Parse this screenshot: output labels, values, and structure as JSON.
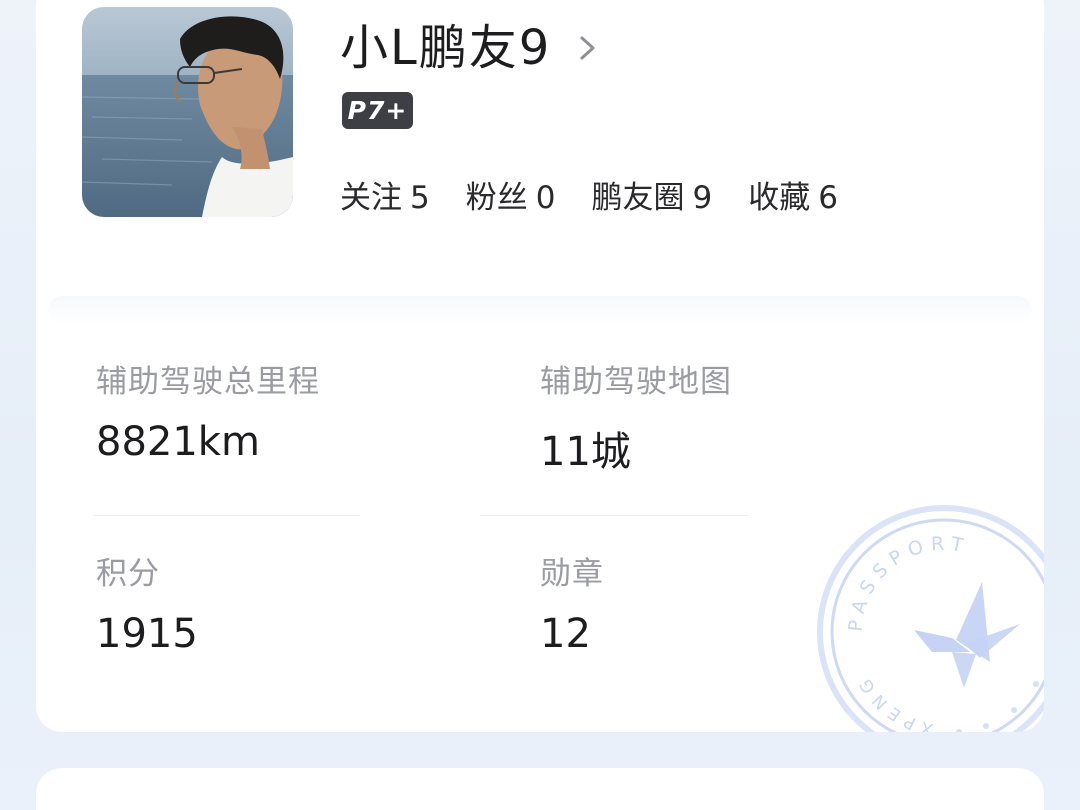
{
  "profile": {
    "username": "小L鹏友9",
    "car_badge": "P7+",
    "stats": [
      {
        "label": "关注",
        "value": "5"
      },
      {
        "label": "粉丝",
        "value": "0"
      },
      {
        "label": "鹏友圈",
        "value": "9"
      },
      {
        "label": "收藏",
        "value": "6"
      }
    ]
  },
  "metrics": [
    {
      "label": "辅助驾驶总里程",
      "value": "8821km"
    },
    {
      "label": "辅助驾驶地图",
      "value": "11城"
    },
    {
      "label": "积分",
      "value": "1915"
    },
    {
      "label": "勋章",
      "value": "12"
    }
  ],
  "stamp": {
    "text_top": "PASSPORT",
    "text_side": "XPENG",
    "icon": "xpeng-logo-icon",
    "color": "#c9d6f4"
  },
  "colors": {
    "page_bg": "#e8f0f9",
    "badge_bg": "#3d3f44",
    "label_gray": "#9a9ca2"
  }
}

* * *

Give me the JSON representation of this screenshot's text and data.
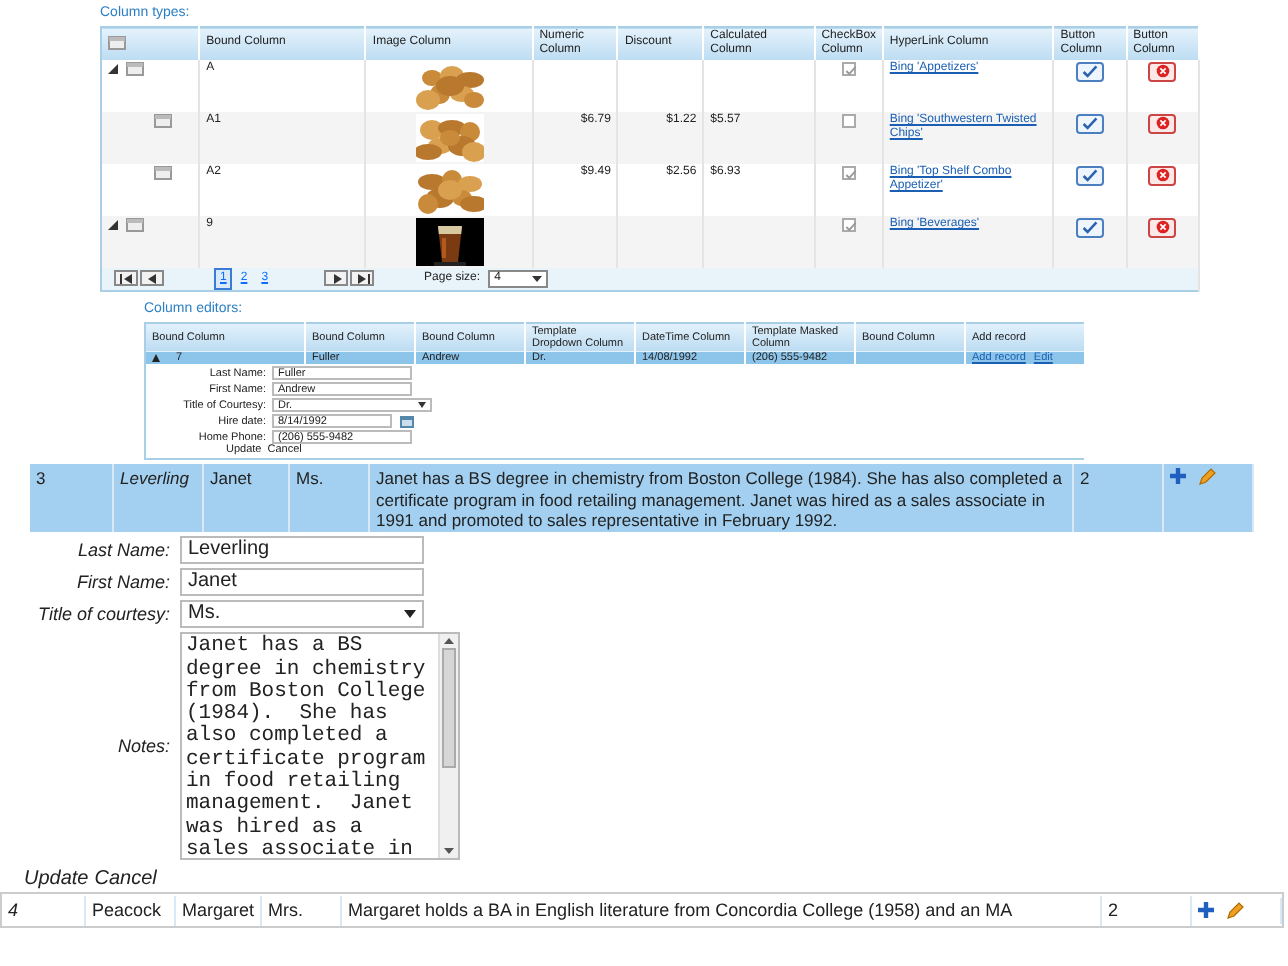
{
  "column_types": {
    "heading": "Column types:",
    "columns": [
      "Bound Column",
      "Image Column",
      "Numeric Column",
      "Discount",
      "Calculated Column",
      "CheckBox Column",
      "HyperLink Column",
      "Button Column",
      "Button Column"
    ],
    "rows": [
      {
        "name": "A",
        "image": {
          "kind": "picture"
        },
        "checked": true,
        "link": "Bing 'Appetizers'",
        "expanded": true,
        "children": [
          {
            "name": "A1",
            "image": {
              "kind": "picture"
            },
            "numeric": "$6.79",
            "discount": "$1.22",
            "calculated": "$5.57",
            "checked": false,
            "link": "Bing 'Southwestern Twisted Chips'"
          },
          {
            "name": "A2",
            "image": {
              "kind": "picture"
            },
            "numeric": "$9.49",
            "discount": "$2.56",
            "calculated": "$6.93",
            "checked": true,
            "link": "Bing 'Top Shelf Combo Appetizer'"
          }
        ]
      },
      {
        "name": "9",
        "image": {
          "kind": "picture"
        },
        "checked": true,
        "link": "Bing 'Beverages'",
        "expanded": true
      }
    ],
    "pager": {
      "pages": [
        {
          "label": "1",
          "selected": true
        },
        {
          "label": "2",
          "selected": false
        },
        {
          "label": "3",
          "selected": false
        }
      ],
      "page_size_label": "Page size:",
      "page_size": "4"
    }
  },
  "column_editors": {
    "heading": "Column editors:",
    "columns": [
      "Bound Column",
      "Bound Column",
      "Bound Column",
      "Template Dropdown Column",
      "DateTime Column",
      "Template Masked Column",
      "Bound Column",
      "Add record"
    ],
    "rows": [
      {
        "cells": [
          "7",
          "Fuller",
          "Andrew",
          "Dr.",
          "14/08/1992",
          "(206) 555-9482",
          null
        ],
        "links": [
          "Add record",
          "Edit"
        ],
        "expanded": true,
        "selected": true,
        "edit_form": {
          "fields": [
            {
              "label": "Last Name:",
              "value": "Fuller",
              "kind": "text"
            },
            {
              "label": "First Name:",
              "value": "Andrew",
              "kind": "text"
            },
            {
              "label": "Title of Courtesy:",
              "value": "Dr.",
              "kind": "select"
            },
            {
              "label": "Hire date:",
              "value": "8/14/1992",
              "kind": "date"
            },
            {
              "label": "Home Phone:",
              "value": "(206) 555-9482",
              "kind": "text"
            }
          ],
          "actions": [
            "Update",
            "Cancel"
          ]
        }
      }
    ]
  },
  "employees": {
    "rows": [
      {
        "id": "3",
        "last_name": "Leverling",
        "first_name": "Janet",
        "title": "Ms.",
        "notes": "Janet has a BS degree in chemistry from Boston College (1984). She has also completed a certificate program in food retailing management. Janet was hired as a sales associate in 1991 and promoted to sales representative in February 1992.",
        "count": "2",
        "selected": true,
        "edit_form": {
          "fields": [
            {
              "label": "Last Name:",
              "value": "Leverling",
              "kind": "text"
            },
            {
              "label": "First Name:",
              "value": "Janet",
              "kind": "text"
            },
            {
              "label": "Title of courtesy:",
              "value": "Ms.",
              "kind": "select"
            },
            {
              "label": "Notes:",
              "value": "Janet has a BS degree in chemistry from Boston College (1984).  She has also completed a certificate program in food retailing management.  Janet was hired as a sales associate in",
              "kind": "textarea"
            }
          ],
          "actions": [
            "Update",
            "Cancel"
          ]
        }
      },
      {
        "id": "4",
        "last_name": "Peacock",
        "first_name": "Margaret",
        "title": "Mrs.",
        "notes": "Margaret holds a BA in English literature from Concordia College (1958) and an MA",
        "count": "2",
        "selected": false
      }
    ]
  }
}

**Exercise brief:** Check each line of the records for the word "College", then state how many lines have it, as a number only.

**Task answer:** 3